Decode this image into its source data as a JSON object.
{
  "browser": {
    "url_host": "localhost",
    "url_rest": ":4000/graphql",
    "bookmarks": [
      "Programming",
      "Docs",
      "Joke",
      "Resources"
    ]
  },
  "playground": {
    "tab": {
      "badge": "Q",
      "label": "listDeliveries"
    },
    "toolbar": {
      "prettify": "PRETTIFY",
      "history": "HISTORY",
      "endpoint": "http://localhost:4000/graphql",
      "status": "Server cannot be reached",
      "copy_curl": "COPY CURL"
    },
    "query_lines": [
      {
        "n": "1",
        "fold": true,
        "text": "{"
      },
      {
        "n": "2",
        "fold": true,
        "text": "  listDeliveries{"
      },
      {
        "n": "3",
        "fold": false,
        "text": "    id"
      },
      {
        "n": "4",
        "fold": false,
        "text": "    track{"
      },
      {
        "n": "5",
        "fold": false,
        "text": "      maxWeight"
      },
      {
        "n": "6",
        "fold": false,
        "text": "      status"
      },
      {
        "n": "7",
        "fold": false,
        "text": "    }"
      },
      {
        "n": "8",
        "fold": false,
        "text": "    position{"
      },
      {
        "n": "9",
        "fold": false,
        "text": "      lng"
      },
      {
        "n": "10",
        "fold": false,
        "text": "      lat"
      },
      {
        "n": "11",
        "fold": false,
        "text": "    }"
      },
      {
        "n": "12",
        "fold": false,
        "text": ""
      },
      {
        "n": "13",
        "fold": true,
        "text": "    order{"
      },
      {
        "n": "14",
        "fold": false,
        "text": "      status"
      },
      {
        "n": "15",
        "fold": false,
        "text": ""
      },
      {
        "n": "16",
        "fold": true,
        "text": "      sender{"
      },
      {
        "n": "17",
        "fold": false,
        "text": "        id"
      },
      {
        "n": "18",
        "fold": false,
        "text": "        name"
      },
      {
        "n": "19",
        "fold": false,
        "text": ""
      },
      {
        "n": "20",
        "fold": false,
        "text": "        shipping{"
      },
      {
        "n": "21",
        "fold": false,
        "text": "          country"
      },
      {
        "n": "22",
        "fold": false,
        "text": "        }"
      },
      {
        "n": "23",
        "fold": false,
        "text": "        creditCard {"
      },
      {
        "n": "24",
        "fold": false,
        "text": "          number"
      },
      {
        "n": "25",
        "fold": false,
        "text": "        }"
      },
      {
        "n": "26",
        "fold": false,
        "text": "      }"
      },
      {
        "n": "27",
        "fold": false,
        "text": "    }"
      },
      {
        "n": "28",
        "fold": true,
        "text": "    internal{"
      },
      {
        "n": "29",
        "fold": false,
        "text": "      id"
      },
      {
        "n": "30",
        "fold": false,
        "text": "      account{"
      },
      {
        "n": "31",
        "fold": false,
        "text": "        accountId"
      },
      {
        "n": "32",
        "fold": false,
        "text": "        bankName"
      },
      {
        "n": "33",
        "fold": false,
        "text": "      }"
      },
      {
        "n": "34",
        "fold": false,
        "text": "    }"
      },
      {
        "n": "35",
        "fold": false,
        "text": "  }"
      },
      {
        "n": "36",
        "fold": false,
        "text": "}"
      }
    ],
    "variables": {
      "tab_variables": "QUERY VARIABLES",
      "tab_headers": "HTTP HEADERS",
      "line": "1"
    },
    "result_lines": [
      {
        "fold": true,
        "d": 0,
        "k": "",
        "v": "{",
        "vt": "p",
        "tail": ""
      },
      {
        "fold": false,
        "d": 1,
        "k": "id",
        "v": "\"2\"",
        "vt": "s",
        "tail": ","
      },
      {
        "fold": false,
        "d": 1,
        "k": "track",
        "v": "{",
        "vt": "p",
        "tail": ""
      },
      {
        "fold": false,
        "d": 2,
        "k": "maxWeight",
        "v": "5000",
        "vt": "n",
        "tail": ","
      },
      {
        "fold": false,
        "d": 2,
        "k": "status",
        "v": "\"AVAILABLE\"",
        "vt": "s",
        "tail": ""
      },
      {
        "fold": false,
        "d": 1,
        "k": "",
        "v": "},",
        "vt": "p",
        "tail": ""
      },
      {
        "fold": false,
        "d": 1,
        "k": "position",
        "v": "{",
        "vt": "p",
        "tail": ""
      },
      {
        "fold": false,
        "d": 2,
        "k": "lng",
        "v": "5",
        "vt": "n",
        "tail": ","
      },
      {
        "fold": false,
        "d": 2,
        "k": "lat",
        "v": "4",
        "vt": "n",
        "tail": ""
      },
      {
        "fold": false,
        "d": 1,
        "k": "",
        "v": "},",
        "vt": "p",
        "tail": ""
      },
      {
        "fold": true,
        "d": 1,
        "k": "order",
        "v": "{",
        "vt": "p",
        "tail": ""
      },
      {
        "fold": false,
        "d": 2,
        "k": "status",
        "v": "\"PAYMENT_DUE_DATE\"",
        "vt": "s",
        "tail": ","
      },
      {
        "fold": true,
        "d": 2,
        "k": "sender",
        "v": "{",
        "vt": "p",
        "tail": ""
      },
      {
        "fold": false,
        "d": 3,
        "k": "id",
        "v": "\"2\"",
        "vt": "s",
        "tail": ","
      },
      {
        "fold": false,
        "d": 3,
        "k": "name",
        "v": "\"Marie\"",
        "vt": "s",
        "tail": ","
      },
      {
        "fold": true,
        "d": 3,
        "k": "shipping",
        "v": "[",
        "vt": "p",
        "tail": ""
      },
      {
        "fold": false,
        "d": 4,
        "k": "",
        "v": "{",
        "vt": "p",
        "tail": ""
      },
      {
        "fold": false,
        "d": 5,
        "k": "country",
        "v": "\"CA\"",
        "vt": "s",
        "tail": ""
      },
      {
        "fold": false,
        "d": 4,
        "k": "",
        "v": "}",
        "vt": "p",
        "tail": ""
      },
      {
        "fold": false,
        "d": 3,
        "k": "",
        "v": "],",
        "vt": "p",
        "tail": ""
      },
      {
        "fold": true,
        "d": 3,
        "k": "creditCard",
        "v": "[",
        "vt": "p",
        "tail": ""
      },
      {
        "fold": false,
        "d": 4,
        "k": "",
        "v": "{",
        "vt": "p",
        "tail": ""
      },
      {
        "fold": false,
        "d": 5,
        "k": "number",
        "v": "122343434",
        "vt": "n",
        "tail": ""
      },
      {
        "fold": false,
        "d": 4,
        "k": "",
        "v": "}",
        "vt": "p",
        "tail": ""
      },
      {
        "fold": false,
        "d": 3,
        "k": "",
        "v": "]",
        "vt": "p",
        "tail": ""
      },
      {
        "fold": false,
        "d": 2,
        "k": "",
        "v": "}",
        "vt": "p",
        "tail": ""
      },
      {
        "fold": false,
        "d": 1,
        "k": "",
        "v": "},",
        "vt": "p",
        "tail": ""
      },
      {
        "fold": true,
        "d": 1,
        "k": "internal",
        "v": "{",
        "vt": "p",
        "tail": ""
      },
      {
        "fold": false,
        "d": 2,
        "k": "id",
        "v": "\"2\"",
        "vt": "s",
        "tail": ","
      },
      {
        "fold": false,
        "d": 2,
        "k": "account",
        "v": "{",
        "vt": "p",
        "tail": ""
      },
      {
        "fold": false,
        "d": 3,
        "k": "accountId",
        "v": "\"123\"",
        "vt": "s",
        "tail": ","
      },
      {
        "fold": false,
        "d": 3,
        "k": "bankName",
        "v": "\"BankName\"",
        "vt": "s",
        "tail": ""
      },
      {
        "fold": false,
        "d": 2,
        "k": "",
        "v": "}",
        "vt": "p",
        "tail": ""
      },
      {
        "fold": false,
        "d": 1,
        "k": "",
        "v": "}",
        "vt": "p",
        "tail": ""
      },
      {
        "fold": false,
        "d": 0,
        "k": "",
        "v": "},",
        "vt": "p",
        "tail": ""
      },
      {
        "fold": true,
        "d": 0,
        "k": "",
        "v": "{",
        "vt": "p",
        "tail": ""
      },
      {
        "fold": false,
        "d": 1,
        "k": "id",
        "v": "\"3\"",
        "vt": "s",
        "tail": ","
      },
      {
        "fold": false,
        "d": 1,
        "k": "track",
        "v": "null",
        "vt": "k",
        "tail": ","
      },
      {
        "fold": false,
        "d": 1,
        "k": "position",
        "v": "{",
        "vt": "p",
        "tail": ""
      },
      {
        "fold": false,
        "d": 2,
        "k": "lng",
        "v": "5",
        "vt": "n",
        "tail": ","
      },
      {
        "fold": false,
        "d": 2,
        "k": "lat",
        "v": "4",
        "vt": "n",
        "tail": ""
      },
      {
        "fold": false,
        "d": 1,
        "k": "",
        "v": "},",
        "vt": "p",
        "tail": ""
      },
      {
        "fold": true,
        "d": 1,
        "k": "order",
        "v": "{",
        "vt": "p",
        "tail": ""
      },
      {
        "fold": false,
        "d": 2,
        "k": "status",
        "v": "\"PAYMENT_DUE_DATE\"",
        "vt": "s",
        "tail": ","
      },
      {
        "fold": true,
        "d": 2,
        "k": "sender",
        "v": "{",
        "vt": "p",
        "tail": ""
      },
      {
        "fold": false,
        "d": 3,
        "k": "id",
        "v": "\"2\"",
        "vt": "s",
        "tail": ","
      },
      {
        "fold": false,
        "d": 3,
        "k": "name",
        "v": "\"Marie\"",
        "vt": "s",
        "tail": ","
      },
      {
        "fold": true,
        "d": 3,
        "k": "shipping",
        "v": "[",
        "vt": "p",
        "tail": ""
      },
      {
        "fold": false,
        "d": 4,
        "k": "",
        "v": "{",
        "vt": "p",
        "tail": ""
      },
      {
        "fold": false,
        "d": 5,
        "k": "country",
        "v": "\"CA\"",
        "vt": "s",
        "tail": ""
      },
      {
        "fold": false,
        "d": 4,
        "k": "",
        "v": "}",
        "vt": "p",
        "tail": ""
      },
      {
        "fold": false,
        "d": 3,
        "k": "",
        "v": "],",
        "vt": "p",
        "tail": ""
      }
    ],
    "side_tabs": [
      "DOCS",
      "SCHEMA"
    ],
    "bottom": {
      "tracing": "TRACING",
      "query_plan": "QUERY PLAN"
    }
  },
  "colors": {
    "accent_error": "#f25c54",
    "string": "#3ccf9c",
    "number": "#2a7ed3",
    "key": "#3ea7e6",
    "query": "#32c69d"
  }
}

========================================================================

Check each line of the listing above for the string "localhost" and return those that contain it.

• COMPLETED TASK
    "url_host": "localhost",
      "endpoint": "http://localhost:4000/graphql",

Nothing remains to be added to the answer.